Picasso and Toulose-Lautrec have both painted Le Trianon. yet, this place is version 2.0, too – after having been burned to the ground in 1900, just three years after being refurbished. Not that you can tell! And with it being on the Rochechouart boulevard means it’s a fair little skip away from the Moulin Rouge, so for a while it was home to both American and French cinema for everyone to watch before they went to see the glamourous burlesque shows.
We went through huge bespoke arched doors into the building, through to a grand reception hall with tiled floors, chandeliers and high, carved ceilings… and a bouncing floor that gives way ever so slightly to any enthusiastic dancing or bouncing. We discovered this – to our architectural concern at that definitely not being a design feature – during Metric. Luckily, Regina gives way to more clapping, head bopping, hand-waving and in some cases, delirious happy-crying.
After the May release of What We Saw From The Cheap Seats, this Paris date was something of a celebratory one. The whole crowd had smiles on their faces who were just happy to see Regina’s – and her husband’s! Jack Dishel was her support act for the evening. Although without the rest of the band Only Son, his set was simple, very cute and very – well – romantic. I got the feeling these two wanted to enjoy and share their music with Paris together. Mmmm…or maybe that’s my rather lovesick-biased take on things. Oh well. It was awesome, he was awesome afterwards and had a chat with us. I highly recommend this track ‘Magic’ from what we heard on the night:
Next up: Regina. Cue one ENORMOUS cheer for the Engilsh-French-Russian speaker who, floats onto the stage in a heavenly dress that looks like she took a bit of sky and belted it around her waist…no, really. YES REALLY. It matches her natural charm and loveliness that shines through every note and every minute of the gig; making little jokes, lots of thankyous, and cutely admits to needing a brush-up on what is otherwise, actually, Received-Perfect French throughout – acutely forgetting that Ne Me Quitte Pas makes for an incredible singalong!

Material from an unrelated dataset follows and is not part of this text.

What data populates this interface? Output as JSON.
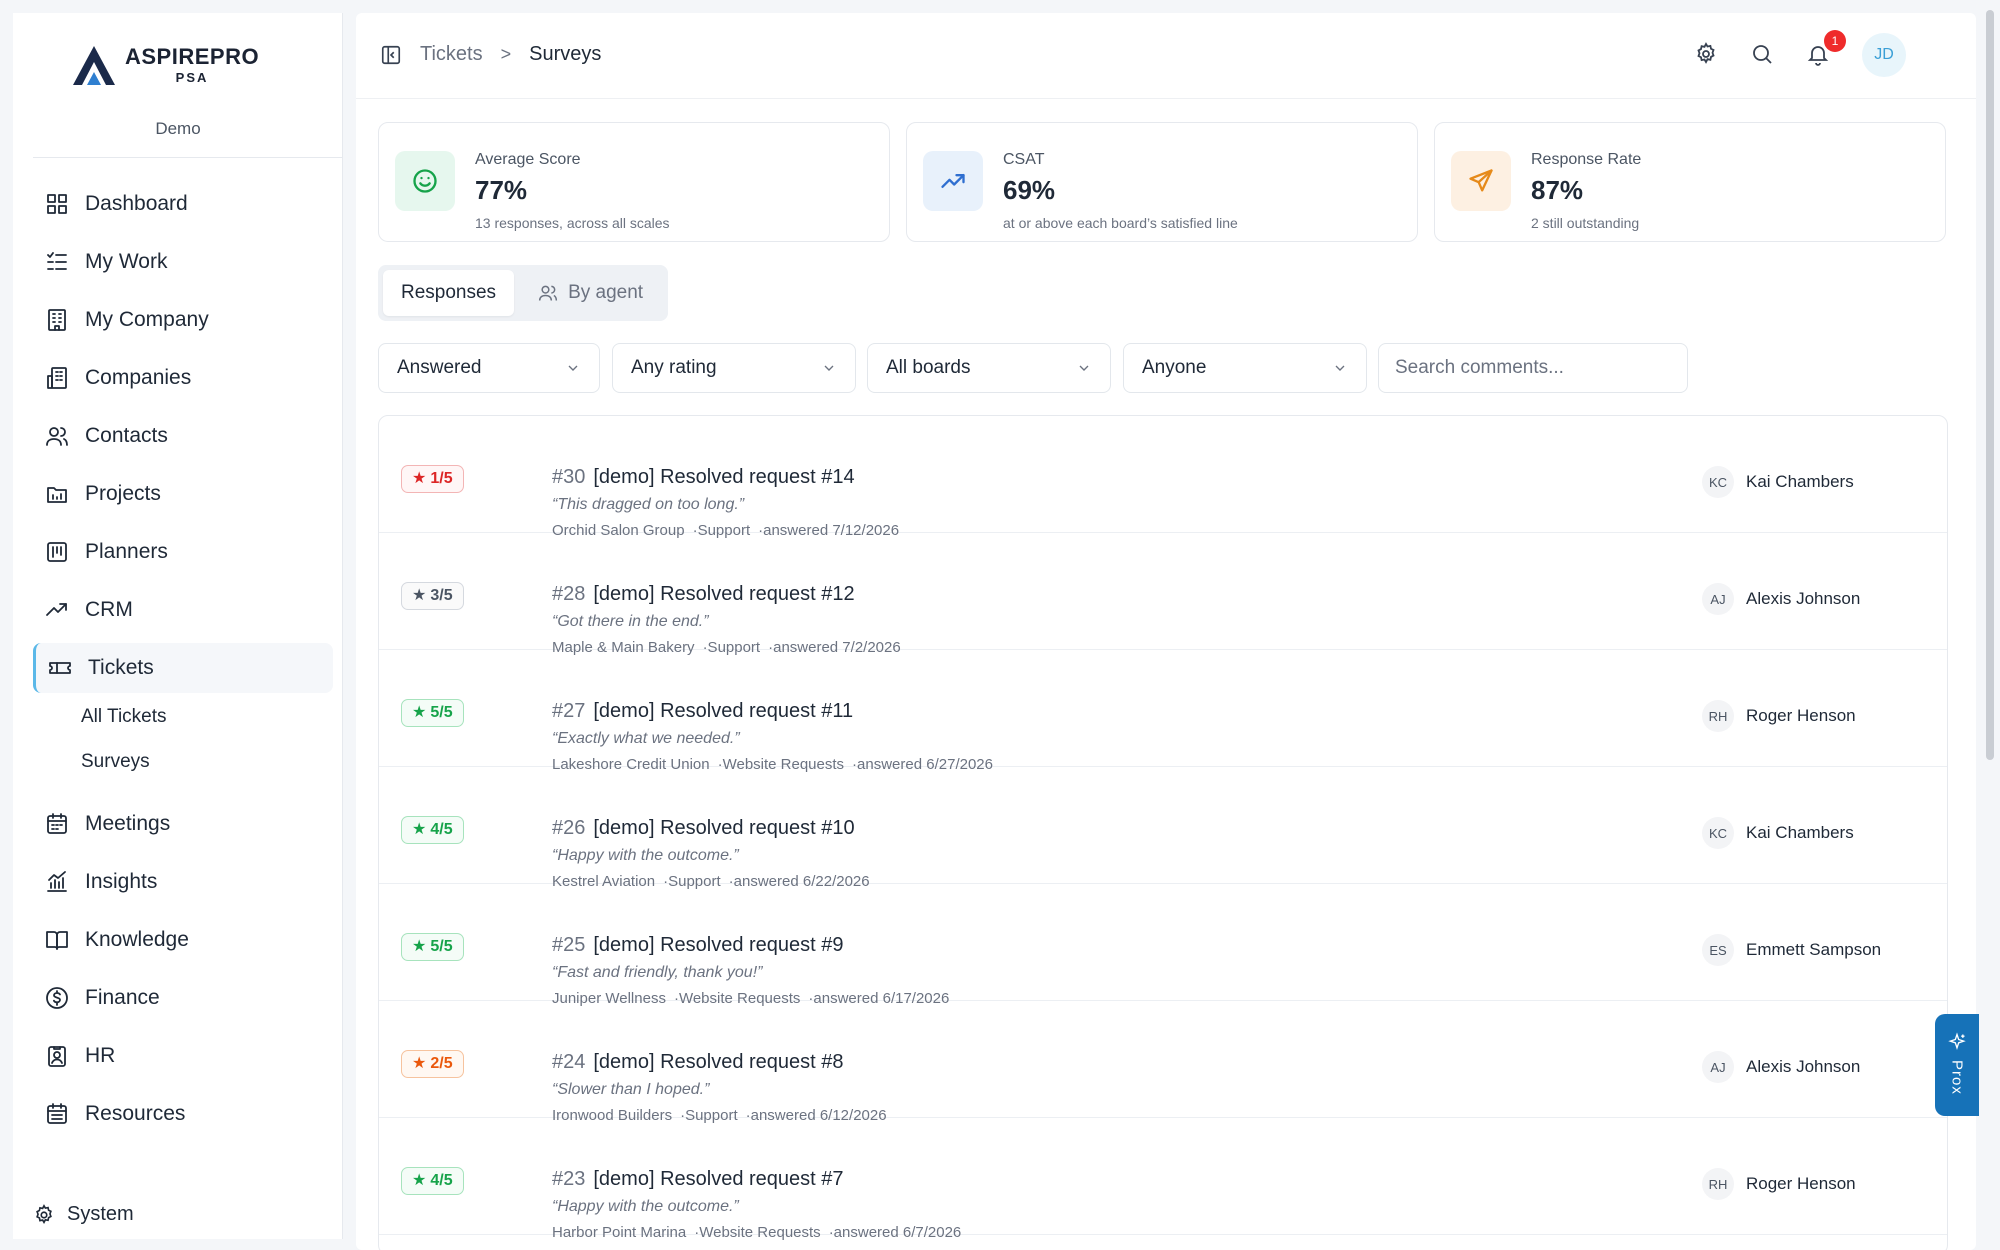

All The Rowboats slots in nicely with classics Eet and Blue Lips – it was in these songs that Regina was very visibly touched and overwhelmed by the entire audience knowing every single word, every single line.
Monsieur Dishel came back for Call Them Brothers – a duet they’ve been playing for a few years in their home of New York which the die-hards will know they wrote together. Their voices rang out together perfectly.
Oh and here’s Open because I can’t physically put it into words (before I gush anymore!) and this YouTube viewer needs more than 3 views on this. Geez, world!
Dance Anthem Of The 80s is my favourite though. Even though this isn’t a Begin To Hope era song, it’s still one of her very best, and displays Regina at her songwriter best. I reckon. She tells a poignant story of one-and-then-all-of-us; while managing to get a simple piano riff in there to tie the entire song into a delicious whole.
The actual setlist was much, much longer. At least 6 songs longer. But the cheering after every song would spill over into this long and epic round of applause that, presumably, Her Majesty Regina simply had no time to do the full thing. But here is what we heard, for you…
Ain’t No Cover
Small Town Moon
On the Radio
Don’t Leave Me (Ne Me Quitte Pas)
All the Rowboats
Ode to Divorce
Call Them Brothers
(with Only Son)
The Prayer of François Villon (Molitva)
Ballad of a Politician
Dance Anthem of the 80’s